Exercise requirements: Each line of the data holding "SETUP" should be found and copied.

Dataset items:
---*---

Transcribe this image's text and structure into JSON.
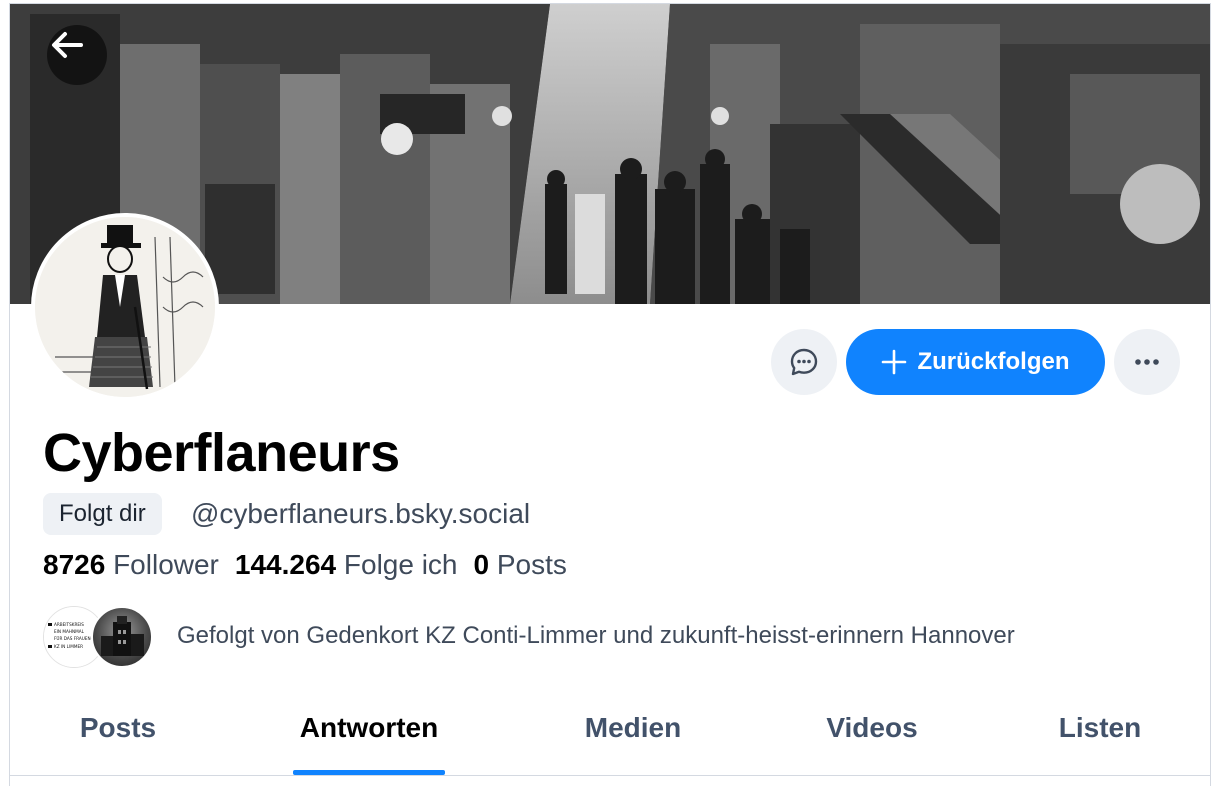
{
  "banner": {
    "alt": "Historic arcade street scene"
  },
  "profile": {
    "display_name": "Cyberflaneurs",
    "follows_you_badge": "Folgt dir",
    "handle": "@cyberflaneurs.bsky.social"
  },
  "actions": {
    "follow_back_label": "Zurückfolgen"
  },
  "stats": {
    "followers_count": "8726",
    "followers_label": "Follower",
    "following_count": "144.264",
    "following_label": "Folge ich",
    "posts_count": "0",
    "posts_label": "Posts"
  },
  "followed_by": {
    "text": "Gefolgt von Gedenkort KZ Conti-Limmer und zukunft-heisst-erinnern Hannover",
    "avatar1_lines": [
      "ARBEITSKREIS",
      "EIN MAHNMAL",
      "FÜR DAS FRAUEN-",
      "KZ IN LIMMER"
    ]
  },
  "tabs": [
    {
      "label": "Posts",
      "active": false
    },
    {
      "label": "Antworten",
      "active": true
    },
    {
      "label": "Medien",
      "active": false
    },
    {
      "label": "Videos",
      "active": false
    },
    {
      "label": "Listen",
      "active": false
    }
  ],
  "colors": {
    "accent": "#1083fe",
    "muted_text": "#3f4a5a",
    "button_bg": "#eef1f5"
  }
}
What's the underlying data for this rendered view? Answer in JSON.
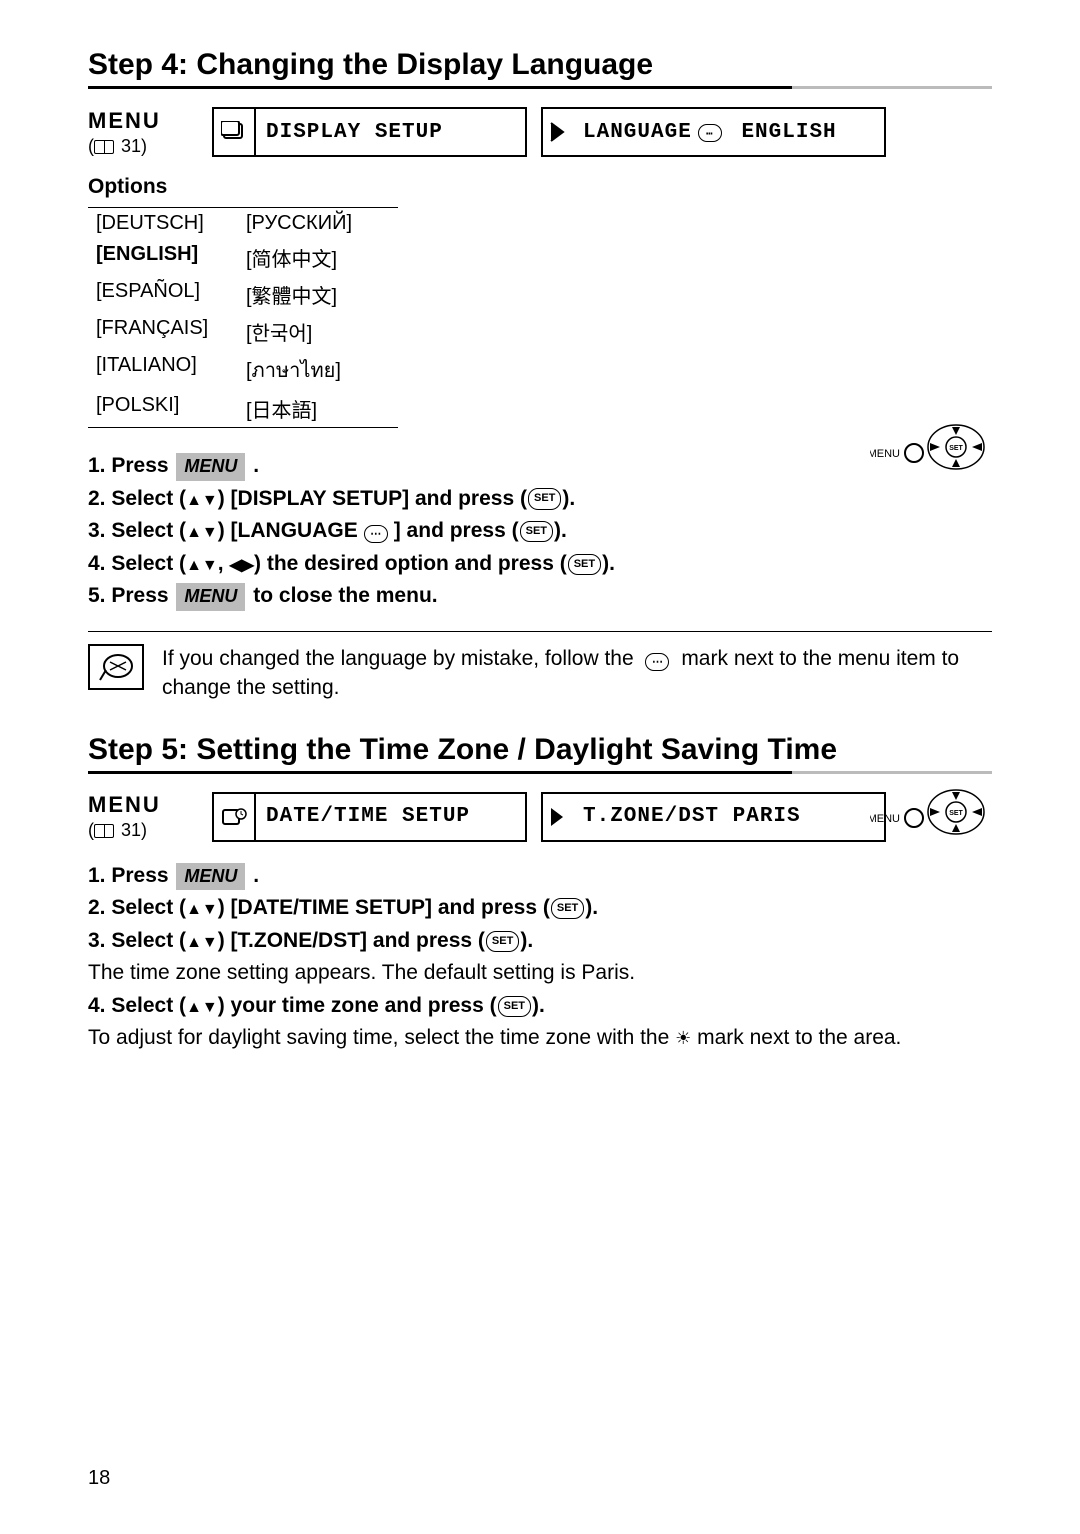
{
  "step4": {
    "title": "Step 4: Changing the Display Language",
    "menu_label": "MENU",
    "menu_ref": "31",
    "box1": "DISPLAY SETUP",
    "box2_label": "LANGUAGE",
    "box2_value": "ENGLISH",
    "options_label": "Options",
    "options": {
      "col1": [
        "[DEUTSCH]",
        "[ENGLISH]",
        "[ESPAÑOL]",
        "[FRANÇAIS]",
        "[ITALIANO]",
        "[POLSKI]"
      ],
      "col2": [
        "[РУССКИЙ]",
        "[简体中文]",
        "[繁體中文]",
        "[한국어]",
        "[ภาษาไทย]",
        "[日本語]"
      ]
    },
    "instructions": {
      "i1_a": "1.  Press ",
      "i1_b": " .",
      "i2_a": "2.  Select (",
      "i2_b": ") [DISPLAY SETUP] and press (",
      "i2_c": ").",
      "i3_a": "3.  Select (",
      "i3_b": ") [LANGUAGE",
      "i3_c": "] and press (",
      "i3_d": ").",
      "i4_a": "4.  Select (",
      "i4_b": ", ",
      "i4_c": ") the desired option and press (",
      "i4_d": ").",
      "i5_a": "5.  Press ",
      "i5_b": "  to close the menu."
    },
    "note_a": "If you changed the language by mistake, follow the ",
    "note_b": " mark next to the menu item to change the setting."
  },
  "step5": {
    "title": "Step 5: Setting the Time Zone / Daylight Saving Time",
    "menu_label": "MENU",
    "menu_ref": "31",
    "box1": "DATE/TIME SETUP",
    "box2": "T.ZONE/DST PARIS",
    "instructions": {
      "i1_a": "1.  Press ",
      "i1_b": " .",
      "i2_a": "2.  Select (",
      "i2_b": ") [DATE/TIME SETUP] and press (",
      "i2_c": ").",
      "i3_a": "3.  Select (",
      "i3_b": ") [T.ZONE/DST] and press (",
      "i3_c": ").",
      "i3_note": "The time zone setting appears. The default setting is Paris.",
      "i4_a": "4.  Select (",
      "i4_b": ") your time zone and press (",
      "i4_c": ").",
      "i4_note_a": "To adjust for daylight saving time, select the time zone with the ",
      "i4_note_b": " mark next to the area."
    }
  },
  "labels": {
    "menu_pill": "MENU",
    "set": "SET",
    "lang_icon": "⋯",
    "menu_small": "MENU"
  },
  "page_number": "18"
}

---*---

Problem solution:
    "box1": "DISPLAY SETUP",
      "i2_b": ") [DISPLAY SETUP] and press (",
    "box1": "DATE/TIME SETUP",
      "i2_b": ") [DATE/TIME SETUP] and press (",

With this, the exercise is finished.